Electric cars are all the rage. The world is enticed by these electric vehicles that don't require gasoline, can go 300 miles on a charge and often handle very well. is helping push electric cars into the spotlight, with vehicles that go faster for longer, too.
But buying a car is difficult enough when it's gasoline.
When it comes to electric vehicles, a lot of small details are missed by first-time homebuyers. The way these vehicles operate is different, so there is a small adjustment period, too.
1. There's a Major Difference Between EV, PEV and FCEV Models
A lot of the electric vehicles that are coming out will fall into one of three different categories:
You'll also see some people calling these NEV or BEV models. EV and PEV are simply pure electric vehicles, while FCEV are fuel cell electric vehicles.
What's the difference?
EV and PEV models have ranges of up to 200 miles, with some manufacturers pushing these limits higher.
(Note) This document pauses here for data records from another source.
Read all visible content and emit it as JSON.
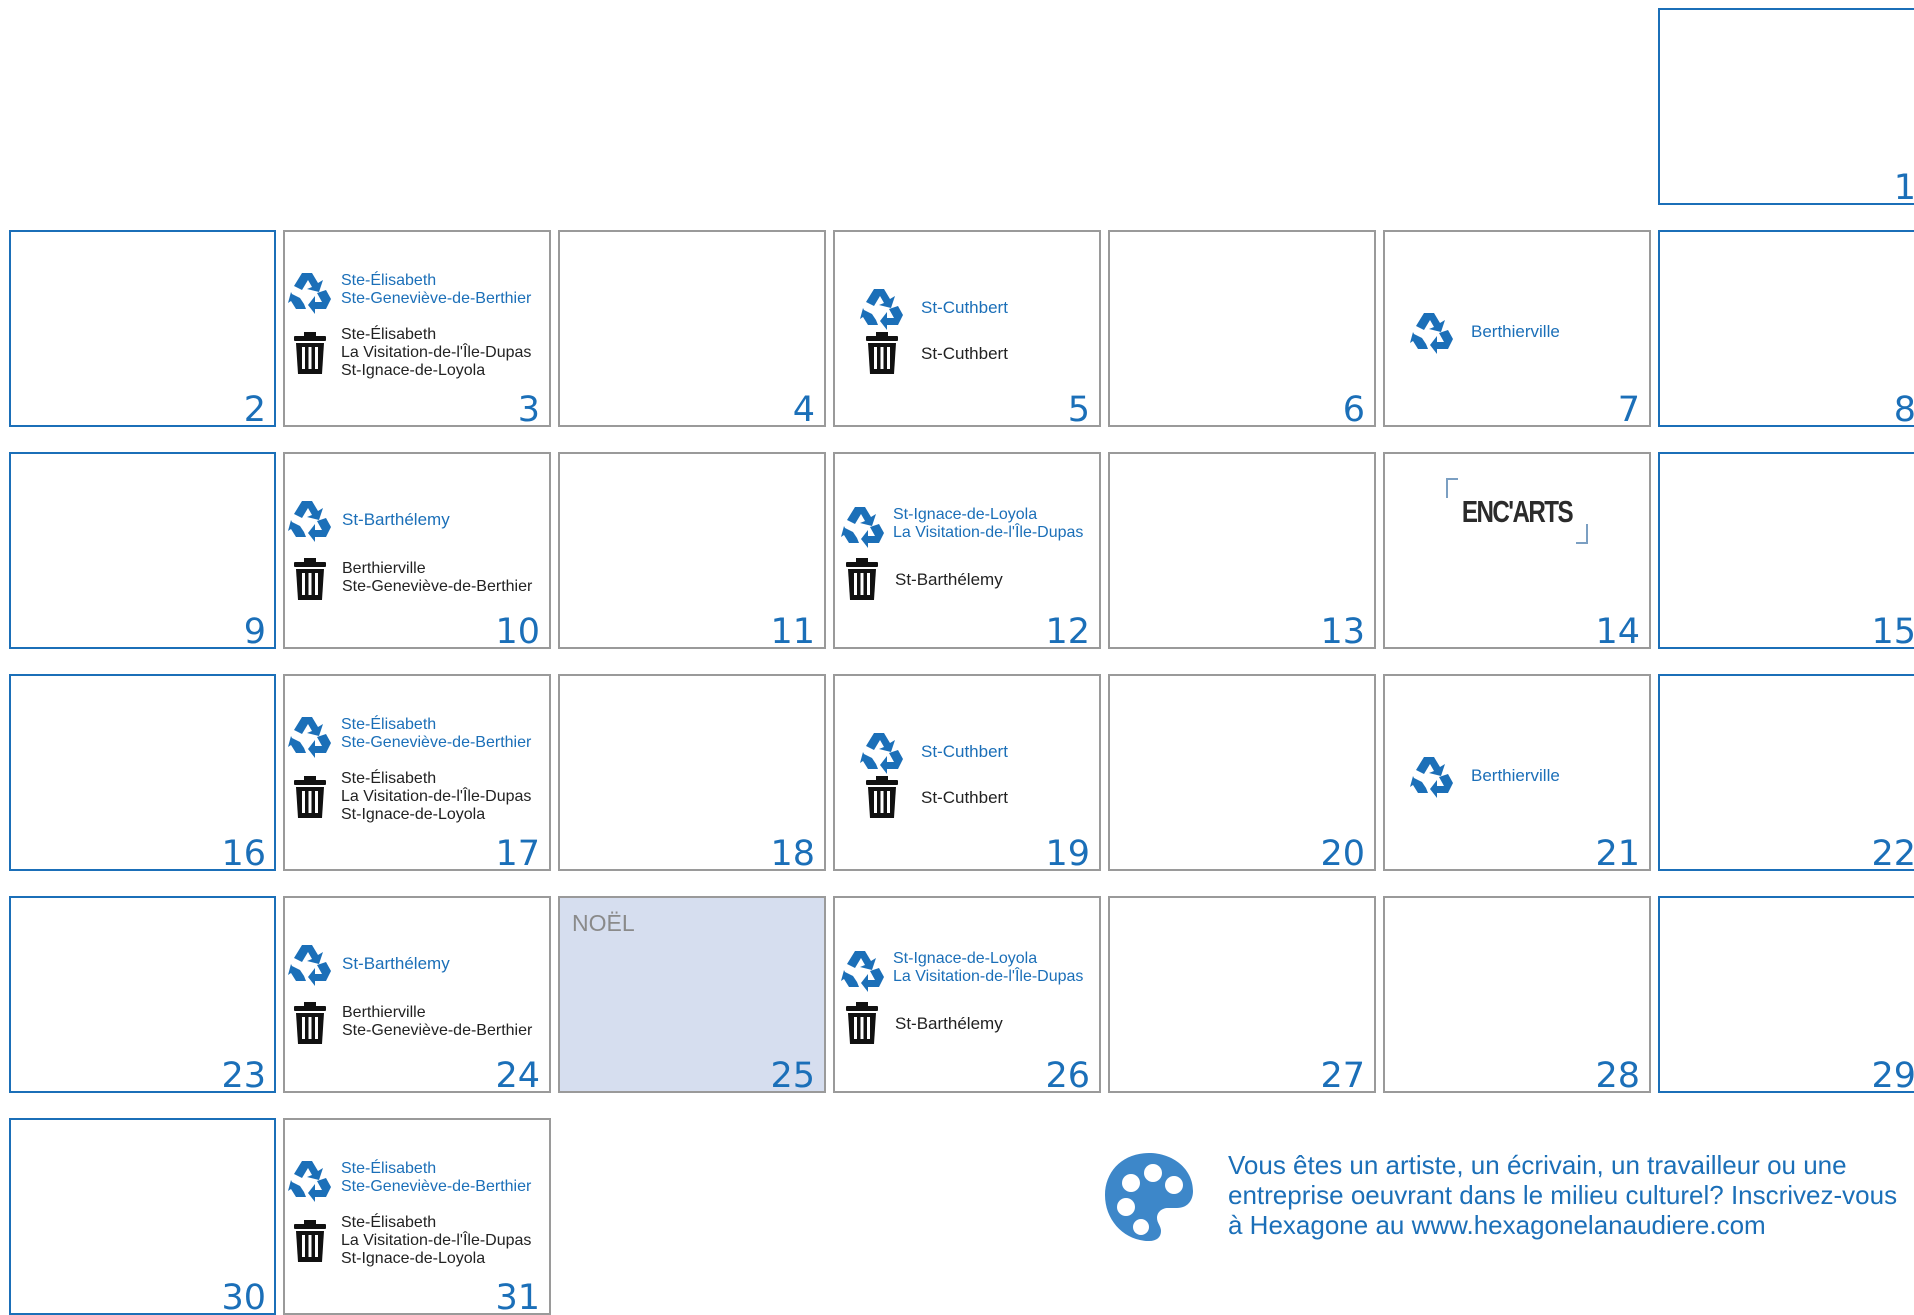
{
  "calendar": {
    "cells": [
      {
        "day": "1"
      },
      {
        "day": "2"
      },
      {
        "day": "3",
        "recycle": [
          "Ste-Élisabeth",
          "Ste-Geneviève-de-Berthier"
        ],
        "trash": [
          "Ste-Élisabeth",
          "La Visitation-de-l'Île-Dupas",
          "St-Ignace-de-Loyola"
        ]
      },
      {
        "day": "4"
      },
      {
        "day": "5",
        "recycle": [
          "St-Cuthbert"
        ],
        "trash": [
          "St-Cuthbert"
        ]
      },
      {
        "day": "6"
      },
      {
        "day": "7",
        "recycle": [
          "Berthierville"
        ]
      },
      {
        "day": "8"
      },
      {
        "day": "9"
      },
      {
        "day": "10",
        "recycle": [
          "St-Barthélemy"
        ],
        "trash": [
          "Berthierville",
          "Ste-Geneviève-de-Berthier"
        ]
      },
      {
        "day": "11"
      },
      {
        "day": "12",
        "recycle": [
          "St-Ignace-de-Loyola",
          "La Visitation-de-l'Île-Dupas"
        ],
        "trash": [
          "St-Barthélemy"
        ]
      },
      {
        "day": "13"
      },
      {
        "day": "14",
        "logo": "ENC'ARTS"
      },
      {
        "day": "15"
      },
      {
        "day": "16"
      },
      {
        "day": "17",
        "recycle": [
          "Ste-Élisabeth",
          "Ste-Geneviève-de-Berthier"
        ],
        "trash": [
          "Ste-Élisabeth",
          "La Visitation-de-l'Île-Dupas",
          "St-Ignace-de-Loyola"
        ]
      },
      {
        "day": "18"
      },
      {
        "day": "19",
        "recycle": [
          "St-Cuthbert"
        ],
        "trash": [
          "St-Cuthbert"
        ]
      },
      {
        "day": "20"
      },
      {
        "day": "21",
        "recycle": [
          "Berthierville"
        ]
      },
      {
        "day": "22"
      },
      {
        "day": "23"
      },
      {
        "day": "24",
        "recycle": [
          "St-Barthélemy"
        ],
        "trash": [
          "Berthierville",
          "Ste-Geneviève-de-Berthier"
        ]
      },
      {
        "day": "25",
        "holiday": "NOËL"
      },
      {
        "day": "26",
        "recycle": [
          "St-Ignace-de-Loyola",
          "La Visitation-de-l'Île-Dupas"
        ],
        "trash": [
          "St-Barthélemy"
        ]
      },
      {
        "day": "27"
      },
      {
        "day": "28"
      },
      {
        "day": "29"
      },
      {
        "day": "30"
      },
      {
        "day": "31",
        "recycle": [
          "Ste-Élisabeth",
          "Ste-Geneviève-de-Berthier"
        ],
        "trash": [
          "Ste-Élisabeth",
          "La Visitation-de-l'Île-Dupas",
          "St-Ignace-de-Loyola"
        ]
      }
    ]
  },
  "footer": {
    "tagline": "Vous êtes un artiste, un écrivain, un travailleur ou une entreprise oeuvrant dans le milieu culturel? Inscrivez-vous à Hexagone au www.hexagonelanaudiere.com"
  },
  "icons": {
    "recycle": "recycle-icon",
    "trash": "trash-icon",
    "palette": "palette-icon"
  },
  "colors": {
    "accent": "#1b6fb8",
    "border": "#9a9a9a",
    "holiday_bg": "#d6deef",
    "text": "#222222"
  }
}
In terms of eco-friendliness, the EV and PEV are the cleanest vehicles on the road. Instant-on torque makes riding an EV feel nice and provides quick power.
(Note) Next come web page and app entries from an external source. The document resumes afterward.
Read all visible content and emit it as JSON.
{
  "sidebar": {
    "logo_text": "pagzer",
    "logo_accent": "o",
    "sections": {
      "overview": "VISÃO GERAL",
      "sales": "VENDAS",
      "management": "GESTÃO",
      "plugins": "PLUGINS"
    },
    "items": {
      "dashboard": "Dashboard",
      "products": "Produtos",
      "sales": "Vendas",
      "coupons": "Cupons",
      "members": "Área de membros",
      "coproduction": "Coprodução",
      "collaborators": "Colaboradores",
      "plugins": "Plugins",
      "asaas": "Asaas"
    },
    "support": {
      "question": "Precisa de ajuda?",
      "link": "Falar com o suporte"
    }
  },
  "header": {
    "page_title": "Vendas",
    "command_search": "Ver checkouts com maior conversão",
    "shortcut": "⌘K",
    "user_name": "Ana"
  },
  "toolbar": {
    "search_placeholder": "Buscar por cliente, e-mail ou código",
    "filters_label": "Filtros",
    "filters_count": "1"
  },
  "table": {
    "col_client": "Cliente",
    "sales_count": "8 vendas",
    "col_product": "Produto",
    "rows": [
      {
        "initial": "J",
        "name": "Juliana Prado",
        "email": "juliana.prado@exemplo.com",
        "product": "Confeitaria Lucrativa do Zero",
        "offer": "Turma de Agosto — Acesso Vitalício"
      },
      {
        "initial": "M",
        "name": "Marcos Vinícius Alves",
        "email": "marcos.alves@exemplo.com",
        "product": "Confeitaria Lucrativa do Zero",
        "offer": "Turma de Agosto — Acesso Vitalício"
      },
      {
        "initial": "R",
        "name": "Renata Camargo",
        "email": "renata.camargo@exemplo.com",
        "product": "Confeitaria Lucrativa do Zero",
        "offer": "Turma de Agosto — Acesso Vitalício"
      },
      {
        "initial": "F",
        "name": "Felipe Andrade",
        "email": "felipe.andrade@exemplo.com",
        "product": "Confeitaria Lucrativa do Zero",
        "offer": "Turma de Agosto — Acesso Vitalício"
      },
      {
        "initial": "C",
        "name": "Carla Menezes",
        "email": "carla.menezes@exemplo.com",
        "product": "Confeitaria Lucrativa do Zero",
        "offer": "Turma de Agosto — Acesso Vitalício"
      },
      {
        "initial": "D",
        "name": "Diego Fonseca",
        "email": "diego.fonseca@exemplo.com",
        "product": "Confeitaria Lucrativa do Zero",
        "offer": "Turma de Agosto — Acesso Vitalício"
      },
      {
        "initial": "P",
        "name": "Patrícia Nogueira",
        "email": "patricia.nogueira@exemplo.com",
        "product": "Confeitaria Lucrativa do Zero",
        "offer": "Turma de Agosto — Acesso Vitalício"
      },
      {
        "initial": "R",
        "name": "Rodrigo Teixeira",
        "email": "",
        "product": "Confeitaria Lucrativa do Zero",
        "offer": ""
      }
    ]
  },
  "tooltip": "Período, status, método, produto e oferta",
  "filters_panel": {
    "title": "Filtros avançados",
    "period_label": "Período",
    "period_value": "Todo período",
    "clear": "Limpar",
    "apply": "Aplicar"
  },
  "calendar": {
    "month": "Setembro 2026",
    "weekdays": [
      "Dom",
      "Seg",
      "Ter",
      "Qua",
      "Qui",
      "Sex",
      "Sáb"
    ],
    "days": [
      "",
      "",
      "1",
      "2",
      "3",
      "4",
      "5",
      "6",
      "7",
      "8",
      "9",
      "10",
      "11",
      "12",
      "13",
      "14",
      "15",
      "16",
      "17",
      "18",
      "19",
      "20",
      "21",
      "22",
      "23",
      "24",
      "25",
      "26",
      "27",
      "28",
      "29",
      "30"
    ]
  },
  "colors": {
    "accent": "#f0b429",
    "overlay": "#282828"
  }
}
FCEVs are hydrogen fuel cells, and whole these models are great, they're simply not widely available. These models refuel quickly, only emit water and use electricity differently than the EV and PEV models.
So, what's the deal with FCEVs? The infrastructure needed to charge them is not widely available, so you'll only find these models sold in larger cities, such as Los Angeles.
2. Charging Networks are Expanding
Apps are available to help you plan out your vehicle's charging if you're going on a long trip.
You'll find that there are still a disproportionate number of gas stations compared to charging stations, but a lot of companies are looking to change this trend. is another great resource that allows you to find charging stations along your trip.
It's all about keeping your vehicle charged, and charging network expansion means it's easier to fill up and get back on the road.
You can also charge at your home, but you'll need a 120V outlet or a 240V upgraded outlet. The 240V option provides about 10 – 25 miles in range for every hour charged.
3. You Can Apply for an Electric Vehicle Tax Credit
The government wants you to do the right thing and become eco-friendly. And as a means of enticing you to purchase an electric vehicle, a tax credit is offered by the federal government and a number of states.
The tax credit applies to your current tax year, lowering your tax burden and allowing you to get behind the wheel of an electric vehicle faster. Make sure that you look for state incentives for buying an EV, too.
4. Your Utility Company Wants to Know About Your EV
Electric vehicles will consume more energy, and utility companies are here to help. You'll want to contact your utility to see what, if any, promotional plans are available. Oftentimes, the utility company will work out a plan to help you save money.
"Time-of-use" rates are a very popular choice.
What these rates offer is a lower price during off-peak hours. For example, in the middle of the night, the power grid isn't stressed and can handle more usage. Electric companies will offer a lower overall rate when charging at these times than in the middle of a summer's day when everyone is using their air conditioner or other heavy utility.
Your utility company may also be providing incentives for you going electric.
This means the potential to offer rebates on voltage upgrades in the home or other rebates to help you save money.
Buying an electric vehicle is getting ahead of a trend that makes sense for the environment. And when you know what to expect – from buying your vehicle to charging it – the process is much easier. The tips above can help you decide if an EV is a good choice for you.